Task instructions -> Tally the lines of the entries below that hold the word "Значення", and please give only the total.
===============
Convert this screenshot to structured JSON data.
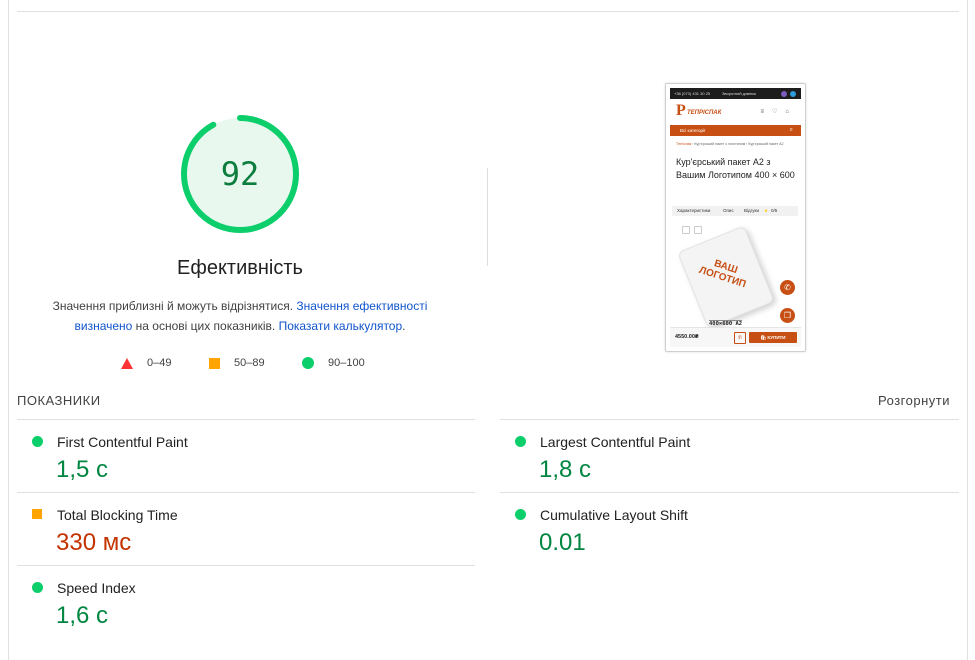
{
  "gauge": {
    "score": "92",
    "score_fraction": 0.92,
    "title": "Ефективність",
    "color": "#0cce6b"
  },
  "description": {
    "text1": "Значення приблизні й можуть відрізнятися. ",
    "link1": "Значення ефективності визначено",
    "text2": " на основі цих показників. ",
    "link2": "Показати калькулятор",
    "text3": "."
  },
  "legend": {
    "fail": "0–49",
    "average": "50–89",
    "pass": "90–100"
  },
  "thumbnail": {
    "phone": "+38 (073) 431 30 25",
    "callback": "Зворотний дзвінок",
    "logo_text": "ТЕПРІСПАК",
    "catalog": "Всі категорії",
    "crumbs": [
      "Tеп!іспак",
      "Кур'єрський пакет з логотипом",
      "Кур'єрський пакет А2"
    ],
    "title": "Кур'єрський пакет А2 з Вашим Логотипом 400 × 600",
    "tabs": [
      "Характеристики",
      "Опис",
      "Відгуки",
      "0/5"
    ],
    "bag_text": "ВАШ ЛОГОТИП",
    "code": "400×600 А2",
    "price": "4550.00₴",
    "buy": "КУПИТИ"
  },
  "metrics_header": {
    "label": "ПОКАЗНИКИ",
    "expand": "Розгорнути"
  },
  "metrics": [
    {
      "name": "First Contentful Paint",
      "value": "1,5 с",
      "status": "pass"
    },
    {
      "name": "Largest Contentful Paint",
      "value": "1,8 с",
      "status": "pass"
    },
    {
      "name": "Total Blocking Time",
      "value": "330 мс",
      "status": "average"
    },
    {
      "name": "Cumulative Layout Shift",
      "value": "0.01",
      "status": "pass"
    },
    {
      "name": "Speed Index",
      "value": "1,6 с",
      "status": "pass"
    }
  ],
  "colors": {
    "pass": "#0cce6b",
    "average": "#ffa400",
    "fail": "#ff3333",
    "pass_text": "#018642",
    "average_text": "#c33300",
    "link": "#1155cc"
  }
}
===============
Problem solution -> 2